30 January 2014 | In the news

hirvisaariThe book year 2013 showed an overall decrease – again: now for the fifth time – in book sales: 2.3 per cent less than in 2012. Fiction for adults and children as well as non-fiction sold 3–5 per cent less, whereas textbooks sold 4 per cent more, as did paperbacks, 2 per cent. The results were published by the Finnish Book Publishers’ Association on 28 January.

The overall best-seller on the Finnish fiction list in 2013 was Me, Keisarinna (‘We, tsarina’, Otava), a novel about Catherine the Great by Laila Hirvisaari. Hirvisaari is a queen of editions with her historical novels mainly focusing on women’s lives and Karelia: her 40 novels have sold four million copies.
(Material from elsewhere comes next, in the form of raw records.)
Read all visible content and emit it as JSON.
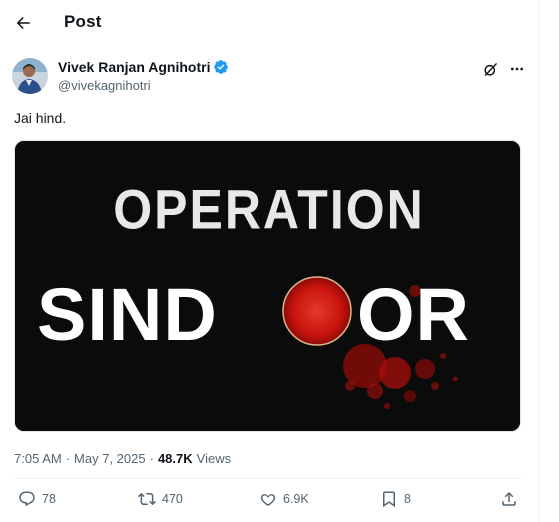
{
  "header": {
    "back_icon": "arrow-left-icon",
    "title": "Post"
  },
  "author": {
    "name": "Vivek Ranjan Agnihotri",
    "handle": "@vivekagnihotri",
    "verified_icon": "verified-badge-icon",
    "verified_color": "#1d9bf0"
  },
  "post": {
    "text": "Jai hind.",
    "image": {
      "line1": "OPERATION",
      "line2_left": "SIND",
      "line2_right": "OR"
    },
    "time": "7:05 AM",
    "date": "May 7, 2025",
    "views_count": "48.7K",
    "views_label": "Views"
  },
  "actions": {
    "replies": "78",
    "reposts": "470",
    "likes": "6.9K",
    "bookmarks": "8"
  },
  "icons": [
    "grok-icon",
    "more-icon",
    "reply-icon",
    "repost-icon",
    "like-icon",
    "bookmark-icon",
    "share-icon"
  ]
}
However, her latest book sold less well than usual, with 62,800 copies. This was much less than the two best-selling novels of 2012: both the Finlandia Prize winner, Is, Jää (‘Ice’) by Ulla-Lena Lundberg, and the latest book by Sofi Oksanen, Kun kyyhkyset katosivat (‘When the doves disappeared’), sold more than 100,000 copies.

The winner of the 2013 Finlandia Prize for Fiction, Riikka Pelo’s Jokapäiväinen elämämme (‘Our everyday life’, Teos) sold 45,300 copies and was at fourth place on the list. Pauliina Rauhala’s first novel, Taivaslaulu (‘Heaven song’, Gummerus), about the problems of a young couple within a religious revivalist movement that bans family planning was, slightly surprisingly, number nine with almost 30,000 copies.

The best-selling translated fiction list was – not surprisingly – dominated by crime literature: number one was Dan Brown’s Inferno, with 60,400 copies.

Number one on the non-fiction list was, also not surprisingly, Guinness World Records with 35,700 copies. Next came a biography of Nokia man Jorma Ollila. The winner of the Finlandia Prize for Non-Fiction, Murtuneet mielet (‘Broken minds’, WSOY), sold 22,600 copies and was number seven on the list.

Eight books by the illustrator and comics writer Mauri Kunnas featured on the list of best-selling books for children and young people, with 105,000 copies sold. At 19th place was an Angry Birds book by Rovio Enterntainment. The winner of the Finlandia Junior Prize, Poika joka menetti muistinsa (‘The boy who lost his memory’, Otava), was at fifth place.

Kunnas was also number one on the Finnish comic books list – with his version of a 1960s rock band suspiciously reminiscent of the Rolling Stones – which added 12,400 copies to the figure of 105,000.

The best-selling e-book turned was a Fingerpori series comic book by Pertti Jarla: 13,700 copies. The sales of e-books are still very modest in Finland, despite the fact that the number of ten best-selling e-books, 87,000, grew from 2012 by 35,000 copies.

The cold fact is that Finns are buying fewer printed books. What can be done? Writing and publishing better and/or more interesting books and selling them more efficiently? Or is this just something we will have to accept in an era when books will have less and less significance in our lives?